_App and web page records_
=== Begin Enclosure ===
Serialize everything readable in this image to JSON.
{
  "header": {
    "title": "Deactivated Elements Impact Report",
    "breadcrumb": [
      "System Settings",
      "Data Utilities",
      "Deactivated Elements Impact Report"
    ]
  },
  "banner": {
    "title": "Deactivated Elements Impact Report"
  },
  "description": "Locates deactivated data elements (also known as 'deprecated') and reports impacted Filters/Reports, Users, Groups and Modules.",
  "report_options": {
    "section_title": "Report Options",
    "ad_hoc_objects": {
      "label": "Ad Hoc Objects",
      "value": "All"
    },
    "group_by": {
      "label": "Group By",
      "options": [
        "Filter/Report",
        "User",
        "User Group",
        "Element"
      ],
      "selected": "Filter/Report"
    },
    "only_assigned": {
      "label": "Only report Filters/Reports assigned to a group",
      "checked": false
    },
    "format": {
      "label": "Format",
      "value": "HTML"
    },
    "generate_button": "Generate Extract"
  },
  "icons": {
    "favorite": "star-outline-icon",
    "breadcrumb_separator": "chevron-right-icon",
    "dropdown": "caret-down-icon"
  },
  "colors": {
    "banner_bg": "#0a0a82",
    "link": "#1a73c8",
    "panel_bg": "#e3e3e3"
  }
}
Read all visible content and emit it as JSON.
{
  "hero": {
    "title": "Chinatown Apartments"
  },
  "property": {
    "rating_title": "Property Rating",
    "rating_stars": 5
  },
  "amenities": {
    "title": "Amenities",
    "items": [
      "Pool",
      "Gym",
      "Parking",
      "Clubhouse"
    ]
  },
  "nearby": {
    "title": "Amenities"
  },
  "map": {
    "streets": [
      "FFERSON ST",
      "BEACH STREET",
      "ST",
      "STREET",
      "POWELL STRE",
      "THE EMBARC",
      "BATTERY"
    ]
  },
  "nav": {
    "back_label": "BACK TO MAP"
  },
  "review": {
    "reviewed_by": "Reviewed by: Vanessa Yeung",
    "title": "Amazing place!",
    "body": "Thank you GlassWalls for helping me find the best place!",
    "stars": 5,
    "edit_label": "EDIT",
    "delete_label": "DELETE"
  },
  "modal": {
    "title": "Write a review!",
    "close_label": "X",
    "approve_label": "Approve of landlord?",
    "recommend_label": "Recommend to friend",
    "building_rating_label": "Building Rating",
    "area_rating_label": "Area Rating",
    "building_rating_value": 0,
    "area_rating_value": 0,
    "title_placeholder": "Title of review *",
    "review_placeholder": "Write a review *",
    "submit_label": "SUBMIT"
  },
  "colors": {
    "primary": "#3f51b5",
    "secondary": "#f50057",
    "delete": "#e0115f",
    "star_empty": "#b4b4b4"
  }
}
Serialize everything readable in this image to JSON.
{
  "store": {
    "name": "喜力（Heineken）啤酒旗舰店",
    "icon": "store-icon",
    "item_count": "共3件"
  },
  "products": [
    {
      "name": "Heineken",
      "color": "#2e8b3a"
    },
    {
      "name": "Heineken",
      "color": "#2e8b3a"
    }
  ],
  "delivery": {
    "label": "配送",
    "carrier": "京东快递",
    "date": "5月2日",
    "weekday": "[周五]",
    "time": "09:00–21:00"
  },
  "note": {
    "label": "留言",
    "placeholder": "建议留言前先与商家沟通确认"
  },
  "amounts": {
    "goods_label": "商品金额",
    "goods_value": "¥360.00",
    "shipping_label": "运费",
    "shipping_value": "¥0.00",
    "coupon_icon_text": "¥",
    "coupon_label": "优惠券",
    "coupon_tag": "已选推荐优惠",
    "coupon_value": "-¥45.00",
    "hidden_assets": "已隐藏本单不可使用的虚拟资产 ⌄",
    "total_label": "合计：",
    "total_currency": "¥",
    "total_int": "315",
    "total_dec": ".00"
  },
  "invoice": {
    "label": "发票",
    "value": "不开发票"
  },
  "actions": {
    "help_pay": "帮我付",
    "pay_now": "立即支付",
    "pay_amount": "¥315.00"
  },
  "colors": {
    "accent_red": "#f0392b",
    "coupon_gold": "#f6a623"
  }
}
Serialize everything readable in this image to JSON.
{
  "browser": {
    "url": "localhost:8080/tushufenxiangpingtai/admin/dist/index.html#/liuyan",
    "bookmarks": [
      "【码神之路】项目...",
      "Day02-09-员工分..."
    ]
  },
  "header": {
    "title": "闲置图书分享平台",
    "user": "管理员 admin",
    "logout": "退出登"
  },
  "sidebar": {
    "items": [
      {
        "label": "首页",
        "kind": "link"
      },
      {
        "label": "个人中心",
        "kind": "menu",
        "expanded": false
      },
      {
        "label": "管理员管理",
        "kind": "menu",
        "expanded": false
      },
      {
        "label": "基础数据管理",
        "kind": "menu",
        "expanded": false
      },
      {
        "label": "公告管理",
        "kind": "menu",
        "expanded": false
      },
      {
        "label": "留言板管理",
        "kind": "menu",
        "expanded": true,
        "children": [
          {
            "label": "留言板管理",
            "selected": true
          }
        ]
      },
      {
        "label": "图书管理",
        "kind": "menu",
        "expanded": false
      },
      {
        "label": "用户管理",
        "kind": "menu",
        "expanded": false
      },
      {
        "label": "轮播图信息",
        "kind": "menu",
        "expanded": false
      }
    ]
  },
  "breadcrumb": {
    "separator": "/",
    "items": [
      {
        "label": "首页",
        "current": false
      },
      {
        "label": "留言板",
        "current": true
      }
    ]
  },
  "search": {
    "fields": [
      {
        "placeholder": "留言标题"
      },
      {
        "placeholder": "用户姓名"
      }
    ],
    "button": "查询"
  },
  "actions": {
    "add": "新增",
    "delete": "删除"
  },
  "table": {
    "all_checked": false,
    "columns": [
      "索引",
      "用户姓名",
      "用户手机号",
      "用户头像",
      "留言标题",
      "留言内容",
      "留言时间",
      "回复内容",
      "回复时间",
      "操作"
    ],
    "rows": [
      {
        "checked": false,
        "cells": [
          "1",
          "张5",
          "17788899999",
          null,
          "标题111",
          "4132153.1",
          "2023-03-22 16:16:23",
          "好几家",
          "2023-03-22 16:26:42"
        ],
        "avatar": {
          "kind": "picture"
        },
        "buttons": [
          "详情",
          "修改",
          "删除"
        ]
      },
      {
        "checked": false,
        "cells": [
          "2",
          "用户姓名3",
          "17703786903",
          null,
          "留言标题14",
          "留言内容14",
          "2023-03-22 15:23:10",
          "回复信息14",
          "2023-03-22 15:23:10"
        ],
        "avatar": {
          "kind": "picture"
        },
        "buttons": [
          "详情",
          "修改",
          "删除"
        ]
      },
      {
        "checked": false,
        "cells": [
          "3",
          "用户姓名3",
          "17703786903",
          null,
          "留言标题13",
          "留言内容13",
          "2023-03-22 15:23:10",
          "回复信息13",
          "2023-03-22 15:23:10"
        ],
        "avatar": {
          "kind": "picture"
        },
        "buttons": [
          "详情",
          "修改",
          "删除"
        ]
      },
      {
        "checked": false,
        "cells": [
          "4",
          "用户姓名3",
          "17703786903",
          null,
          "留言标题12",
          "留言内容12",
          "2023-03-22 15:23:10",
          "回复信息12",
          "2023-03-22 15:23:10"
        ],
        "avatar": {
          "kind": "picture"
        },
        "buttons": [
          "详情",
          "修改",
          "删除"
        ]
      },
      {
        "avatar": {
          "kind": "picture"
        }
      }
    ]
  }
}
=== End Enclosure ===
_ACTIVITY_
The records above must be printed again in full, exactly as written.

_ANSWER SECTION_
Serialize everything readable in this image to JSON.
{
  "header": {
    "title": "Deactivated Elements Impact Report",
    "breadcrumb": [
      "System Settings",
      "Data Utilities",
      "Deactivated Elements Impact Report"
    ]
  },
  "banner": {
    "title": "Deactivated Elements Impact Report"
  },
  "description": "Locates deactivated data elements (also known as 'deprecated') and reports impacted Filters/Reports, Users, Groups and Modules.",
  "report_options": {
    "section_title": "Report Options",
    "ad_hoc_objects": {
      "label": "Ad Hoc Objects",
      "value": "All"
    },
    "group_by": {
      "label": "Group By",
      "options": [
        "Filter/Report",
        "User",
        "User Group",
        "Element"
      ],
      "selected": "Filter/Report"
    },
    "only_assigned": {
      "label": "Only report Filters/Reports assigned to a group",
      "checked": false
    },
    "format": {
      "label": "Format",
      "value": "HTML"
    },
    "generate_button": "Generate Extract"
  },
  "icons": {
    "favorite": "star-outline-icon",
    "breadcrumb_separator": "chevron-right-icon",
    "dropdown": "caret-down-icon"
  },
  "colors": {
    "banner_bg": "#0a0a82",
    "link": "#1a73c8",
    "panel_bg": "#e3e3e3"
  }
}
Read all visible content and emit it as JSON.
{
  "hero": {
    "title": "Chinatown Apartments"
  },
  "property": {
    "rating_title": "Property Rating",
    "rating_stars": 5
  },
  "amenities": {
    "title": "Amenities",
    "items": [
      "Pool",
      "Gym",
      "Parking",
      "Clubhouse"
    ]
  },
  "nearby": {
    "title": "Amenities"
  },
  "map": {
    "streets": [
      "FFERSON ST",
      "BEACH STREET",
      "ST",
      "STREET",
      "POWELL STRE",
      "THE EMBARC",
      "BATTERY"
    ]
  },
  "nav": {
    "back_label": "BACK TO MAP"
  },
  "review": {
    "reviewed_by": "Reviewed by: Vanessa Yeung",
    "title": "Amazing place!",
    "body": "Thank you GlassWalls for helping me find the best place!",
    "stars": 5,
    "edit_label": "EDIT",
    "delete_label": "DELETE"
  },
  "modal": {
    "title": "Write a review!",
    "close_label": "X",
    "approve_label": "Approve of landlord?",
    "recommend_label": "Recommend to friend",
    "building_rating_label": "Building Rating",
    "area_rating_label": "Area Rating",
    "building_rating_value": 0,
    "area_rating_value": 0,
    "title_placeholder": "Title of review *",
    "review_placeholder": "Write a review *",
    "submit_label": "SUBMIT"
  },
  "colors": {
    "primary": "#3f51b5",
    "secondary": "#f50057",
    "delete": "#e0115f",
    "star_empty": "#b4b4b4"
  }
}
Serialize everything readable in this image to JSON.
{
  "store": {
    "name": "喜力（Heineken）啤酒旗舰店",
    "icon": "store-icon",
    "item_count": "共3件"
  },
  "products": [
    {
      "name": "Heineken",
      "color": "#2e8b3a"
    },
    {
      "name": "Heineken",
      "color": "#2e8b3a"
    }
  ],
  "delivery": {
    "label": "配送",
    "carrier": "京东快递",
    "date": "5月2日",
    "weekday": "[周五]",
    "time": "09:00–21:00"
  },
  "note": {
    "label": "留言",
    "placeholder": "建议留言前先与商家沟通确认"
  },
  "amounts": {
    "goods_label": "商品金额",
    "goods_value": "¥360.00",
    "shipping_label": "运费",
    "shipping_value": "¥0.00",
    "coupon_icon_text": "¥",
    "coupon_label": "优惠券",
    "coupon_tag": "已选推荐优惠",
    "coupon_value": "-¥45.00",
    "hidden_assets": "已隐藏本单不可使用的虚拟资产 ⌄",
    "total_label": "合计：",
    "total_currency": "¥",
    "total_int": "315",
    "total_dec": ".00"
  },
  "invoice": {
    "label": "发票",
    "value": "不开发票"
  },
  "actions": {
    "help_pay": "帮我付",
    "pay_now": "立即支付",
    "pay_amount": "¥315.00"
  },
  "colors": {
    "accent_red": "#f0392b",
    "coupon_gold": "#f6a623"
  }
}
Serialize everything readable in this image to JSON.
{
  "browser": {
    "url": "localhost:8080/tushufenxiangpingtai/admin/dist/index.html#/liuyan",
    "bookmarks": [
      "【码神之路】项目...",
      "Day02-09-员工分..."
    ]
  },
  "header": {
    "title": "闲置图书分享平台",
    "user": "管理员 admin",
    "logout": "退出登"
  },
  "sidebar": {
    "items": [
      {
        "label": "首页",
        "kind": "link"
      },
      {
        "label": "个人中心",
        "kind": "menu",
        "expanded": false
      },
      {
        "label": "管理员管理",
        "kind": "menu",
        "expanded": false
      },
      {
        "label": "基础数据管理",
        "kind": "menu",
        "expanded": false
      },
      {
        "label": "公告管理",
        "kind": "menu",
        "expanded": false
      },
      {
        "label": "留言板管理",
        "kind": "menu",
        "expanded": true,
        "children": [
          {
            "label": "留言板管理",
            "selected": true
          }
        ]
      },
      {
        "label": "图书管理",
        "kind": "menu",
        "expanded": false
      },
      {
        "label": "用户管理",
        "kind": "menu",
        "expanded": false
      },
      {
        "label": "轮播图信息",
        "kind": "menu",
        "expanded": false
      }
    ]
  },
  "breadcrumb": {
    "separator": "/",
    "items": [
      {
        "label": "首页",
        "current": false
      },
      {
        "label": "留言板",
        "current": true
      }
    ]
  },
  "search": {
    "fields": [
      {
        "placeholder": "留言标题"
      },
      {
        "placeholder": "用户姓名"
      }
    ],
    "button": "查询"
  },
  "actions": {
    "add": "新增",
    "delete": "删除"
  },
  "table": {
    "all_checked": false,
    "columns": [
      "索引",
      "用户姓名",
      "用户手机号",
      "用户头像",
      "留言标题",
      "留言内容",
      "留言时间",
      "回复内容",
      "回复时间",
      "操作"
    ],
    "rows": [
      {
        "checked": false,
        "cells": [
          "1",
          "张5",
          "17788899999",
          null,
          "标题111",
          "4132153.1",
          "2023-03-22 16:16:23",
          "好几家",
          "2023-03-22 16:26:42"
        ],
        "avatar": {
          "kind": "picture"
        },
        "buttons": [
          "详情",
          "修改",
          "删除"
        ]
      },
      {
        "checked": false,
        "cells": [
          "2",
          "用户姓名3",
          "17703786903",
          null,
          "留言标题14",
          "留言内容14",
          "2023-03-22 15:23:10",
          "回复信息14",
          "2023-03-22 15:23:10"
        ],
        "avatar": {
          "kind": "picture"
        },
        "buttons": [
          "详情",
          "修改",
          "删除"
        ]
      },
      {
        "checked": false,
        "cells": [
          "3",
          "用户姓名3",
          "17703786903",
          null,
          "留言标题13",
          "留言内容13",
          "2023-03-22 15:23:10",
          "回复信息13",
          "2023-03-22 15:23:10"
        ],
        "avatar": {
          "kind": "picture"
        },
        "buttons": [
          "详情",
          "修改",
          "删除"
        ]
      },
      {
        "checked": false,
        "cells": [
          "4",
          "用户姓名3",
          "17703786903",
          null,
          "留言标题12",
          "留言内容12",
          "2023-03-22 15:23:10",
          "回复信息12",
          "2023-03-22 15:23:10"
        ],
        "avatar": {
          "kind": "picture"
        },
        "buttons": [
          "详情",
          "修改",
          "删除"
        ]
      },
      {
        "avatar": {
          "kind": "picture"
        }
      }
    ]
  }
}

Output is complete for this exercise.